Kei Chiong Ka-kei has been breaking down barriers all season and yesterday the star apprentice forged to the front in the race for “leading local” honours as her claim helped to vault two four-year-olds through the Class Four glass ceiling.

Hong Kong’s first female jockey in 15 years, started the day tied on 26 wins with Keith Yeung Ming-lun, who was declared unfit to ride after race three, and convincing victories by Regency Darling and Molly’s Jade Star took her to 28 wins with 12 meetings remaining in what has been a tremendous rookie campaign.

Chiong could be sharing the stage with the likes of Joao Moreira and John Size at the season finale on July 10 as the leading rider of freelance and apprentice jockeys, and many feel that she could be in line for most popular jockey as well.

The 23-year-old’s seven-pound weight pull made a massive difference as she climbed aboard Regency Darling and Molly’s Jade Star, two horses lumped with big weights and seemingly stuck at the top of their grade and for whom getting weight off was critical.

“He had such a big weight, we weren’t confident, so we had to try something,” trainer Manfred Man Ka-leung said after Chiong brought Regency Darling across from a wide draw to lead and dictate.

Chiong admitted her game plan was relatively simple on Regency Darling, a lightly raced four-year-old that won first-up this term but will now head into Class Three with some momentum.

“He is a big horse, and he will travel pretty well for you – you have to ask him for that early speed but after that he will give you whatever he has got,” she said. “My plan was just to be handy and I just stuck to it.”

The same plan from a similar draw didn’t work out well at all on Molly’s Jade Star, with Chiong ending up posted three wide with no cover, yet the horse once derided by some as a non-winner still burst away for a dominant victory.

“Lucky we managed to get the girl to ride him, he needed that weight off his back to break through and go up in grade,” said trainer Ricky Yiu Poon-fai.

Molly’s Jade Star put together a remarkable streak of seconds this season – five in a row at one stage and six in total – but the way the chestnut rushed away with a Class Four win backed Yiu’s assessment that the gelding is headed higher.

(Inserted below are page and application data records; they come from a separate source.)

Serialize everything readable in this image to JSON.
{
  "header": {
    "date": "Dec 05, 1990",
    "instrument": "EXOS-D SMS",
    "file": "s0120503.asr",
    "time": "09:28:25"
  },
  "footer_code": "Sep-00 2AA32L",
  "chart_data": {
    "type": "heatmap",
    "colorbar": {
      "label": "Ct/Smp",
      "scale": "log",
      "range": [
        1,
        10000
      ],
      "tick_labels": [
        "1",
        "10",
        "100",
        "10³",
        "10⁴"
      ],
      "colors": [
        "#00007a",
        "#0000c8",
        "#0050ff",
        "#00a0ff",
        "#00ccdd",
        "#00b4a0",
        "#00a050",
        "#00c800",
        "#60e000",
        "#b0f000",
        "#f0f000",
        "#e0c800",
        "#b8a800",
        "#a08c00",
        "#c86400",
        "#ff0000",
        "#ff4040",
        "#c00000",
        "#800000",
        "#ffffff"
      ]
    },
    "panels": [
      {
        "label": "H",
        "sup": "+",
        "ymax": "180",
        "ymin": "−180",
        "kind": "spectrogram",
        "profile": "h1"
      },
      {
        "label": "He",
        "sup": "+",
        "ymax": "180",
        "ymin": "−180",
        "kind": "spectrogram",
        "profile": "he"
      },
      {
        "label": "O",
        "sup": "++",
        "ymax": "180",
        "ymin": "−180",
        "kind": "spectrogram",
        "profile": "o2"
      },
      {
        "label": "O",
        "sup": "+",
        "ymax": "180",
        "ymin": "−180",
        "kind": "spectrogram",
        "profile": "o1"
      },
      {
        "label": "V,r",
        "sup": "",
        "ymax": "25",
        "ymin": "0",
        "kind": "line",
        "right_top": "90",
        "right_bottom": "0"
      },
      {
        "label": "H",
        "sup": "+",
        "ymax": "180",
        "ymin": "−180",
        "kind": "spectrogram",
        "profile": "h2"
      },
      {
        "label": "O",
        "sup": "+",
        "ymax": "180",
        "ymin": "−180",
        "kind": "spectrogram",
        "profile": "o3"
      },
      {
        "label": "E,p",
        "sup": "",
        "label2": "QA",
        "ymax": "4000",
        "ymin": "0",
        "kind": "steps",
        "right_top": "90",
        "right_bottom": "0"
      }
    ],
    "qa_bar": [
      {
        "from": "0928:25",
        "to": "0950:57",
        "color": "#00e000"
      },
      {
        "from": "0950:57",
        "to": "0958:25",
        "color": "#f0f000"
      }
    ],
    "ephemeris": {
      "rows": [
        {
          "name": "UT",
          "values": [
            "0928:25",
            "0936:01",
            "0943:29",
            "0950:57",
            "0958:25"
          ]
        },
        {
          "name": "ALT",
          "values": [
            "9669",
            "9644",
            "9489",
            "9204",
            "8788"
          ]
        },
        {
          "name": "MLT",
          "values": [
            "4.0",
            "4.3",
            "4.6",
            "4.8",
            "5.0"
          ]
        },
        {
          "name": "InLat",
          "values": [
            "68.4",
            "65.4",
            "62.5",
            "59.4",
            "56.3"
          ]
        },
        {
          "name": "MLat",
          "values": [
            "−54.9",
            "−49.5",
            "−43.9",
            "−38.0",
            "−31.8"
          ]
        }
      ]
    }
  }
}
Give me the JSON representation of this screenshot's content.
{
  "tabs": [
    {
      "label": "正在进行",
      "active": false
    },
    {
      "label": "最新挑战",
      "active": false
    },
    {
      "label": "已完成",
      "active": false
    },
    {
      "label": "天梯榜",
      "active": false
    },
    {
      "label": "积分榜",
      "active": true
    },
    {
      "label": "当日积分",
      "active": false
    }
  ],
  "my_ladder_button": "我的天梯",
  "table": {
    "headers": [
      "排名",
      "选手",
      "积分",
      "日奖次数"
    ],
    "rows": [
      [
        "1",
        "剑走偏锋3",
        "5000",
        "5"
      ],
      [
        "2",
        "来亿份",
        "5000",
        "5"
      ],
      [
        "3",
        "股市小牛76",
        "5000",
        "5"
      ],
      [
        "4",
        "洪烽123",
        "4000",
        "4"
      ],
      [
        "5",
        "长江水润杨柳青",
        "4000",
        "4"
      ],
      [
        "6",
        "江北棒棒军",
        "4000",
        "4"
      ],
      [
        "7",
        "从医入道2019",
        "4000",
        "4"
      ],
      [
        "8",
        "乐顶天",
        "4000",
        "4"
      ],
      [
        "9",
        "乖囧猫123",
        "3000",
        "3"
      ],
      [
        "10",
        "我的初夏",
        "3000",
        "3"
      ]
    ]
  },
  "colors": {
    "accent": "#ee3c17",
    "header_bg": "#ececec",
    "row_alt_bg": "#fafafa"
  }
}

“I really like this horse,” Yiu said. “He has been up since the start of the season and hasn’t run a bad race. He missed one race with lameness early but he just keep turning up. He has been fully fit all of that time and has held his condition really well. The way he won today, he can win again, but given how long and hard his season has been, we might give him a break and bring him back next season.”